Items from a dataset
● ● ● ● ● ● ●

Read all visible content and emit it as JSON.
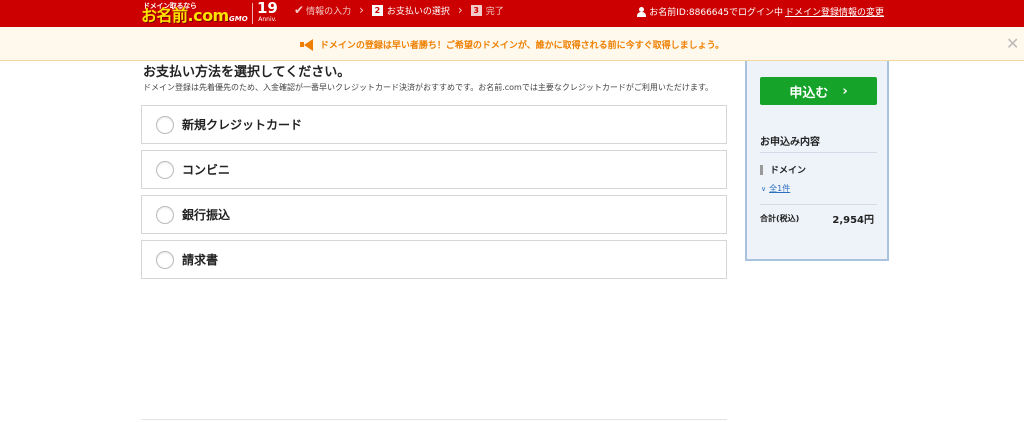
{
  "header": {
    "logo_tag": "ドメイン取るなら",
    "logo_main": "お名前.com",
    "logo_gmo": "GMO",
    "anniv_number": "19",
    "anniv_label": "Anniv.",
    "steps": [
      {
        "label": "情報の入力",
        "state": "done"
      },
      {
        "num": "2",
        "label": "お支払いの選択",
        "state": "active"
      },
      {
        "num": "3",
        "label": "完了",
        "state": "inactive"
      }
    ],
    "login_text": "お名前ID:8866645でログイン中",
    "login_link": "ドメイン登録情報の変更"
  },
  "notice": {
    "text": "ドメインの登録は早い者勝ち！ご希望のドメインが、誰かに取得される前に今すぐ取得しましょう。",
    "icon": "megaphone-icon"
  },
  "main": {
    "title": "お支払い方法を選択してください。",
    "description": "ドメイン登録は先着優先のため、入金確認が一番早いクレジットカード決済がおすすめです。お名前.comでは主要なクレジットカードがご利用いただけます。",
    "options": [
      {
        "label": "新規クレジットカード"
      },
      {
        "label": "コンビニ"
      },
      {
        "label": "銀行振込"
      },
      {
        "label": "請求書"
      }
    ]
  },
  "sidebar": {
    "apply_button": "申込む",
    "heading": "お申込み内容",
    "domain_label": "ドメイン",
    "count_link": "全1件",
    "total_label": "合計(税込)",
    "total_value": "2,954円"
  },
  "colors": {
    "header_bg": "#cc0000",
    "logo_yellow": "#ffe100",
    "notice_orange": "#ee7f00",
    "apply_green": "#16a32a",
    "sidebar_border": "#a9c2e0"
  }
}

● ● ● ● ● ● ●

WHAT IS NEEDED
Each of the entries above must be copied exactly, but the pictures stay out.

RESPONSE TO THE TASK
Read all visible content and emit it as JSON.
{
  "header": {
    "logo_tag": "ドメイン取るなら",
    "logo_main": "お名前.com",
    "logo_gmo": "GMO",
    "anniv_number": "19",
    "anniv_label": "Anniv.",
    "steps": [
      {
        "label": "情報の入力",
        "state": "done"
      },
      {
        "num": "2",
        "label": "お支払いの選択",
        "state": "active"
      },
      {
        "num": "3",
        "label": "完了",
        "state": "inactive"
      }
    ],
    "login_text": "お名前ID:8866645でログイン中",
    "login_link": "ドメイン登録情報の変更"
  },
  "notice": {
    "text": "ドメインの登録は早い者勝ち！ご希望のドメインが、誰かに取得される前に今すぐ取得しましょう。",
    "icon": "megaphone-icon"
  },
  "main": {
    "title": "お支払い方法を選択してください。",
    "description": "ドメイン登録は先着優先のため、入金確認が一番早いクレジットカード決済がおすすめです。お名前.comでは主要なクレジットカードがご利用いただけます。",
    "options": [
      {
        "label": "新規クレジットカード"
      },
      {
        "label": "コンビニ"
      },
      {
        "label": "銀行振込"
      },
      {
        "label": "請求書"
      }
    ]
  },
  "sidebar": {
    "apply_button": "申込む",
    "heading": "お申込み内容",
    "domain_label": "ドメイン",
    "count_link": "全1件",
    "total_label": "合計(税込)",
    "total_value": "2,954円"
  },
  "colors": {
    "header_bg": "#cc0000",
    "logo_yellow": "#ffe100",
    "notice_orange": "#ee7f00",
    "apply_green": "#16a32a",
    "sidebar_border": "#a9c2e0"
  }
}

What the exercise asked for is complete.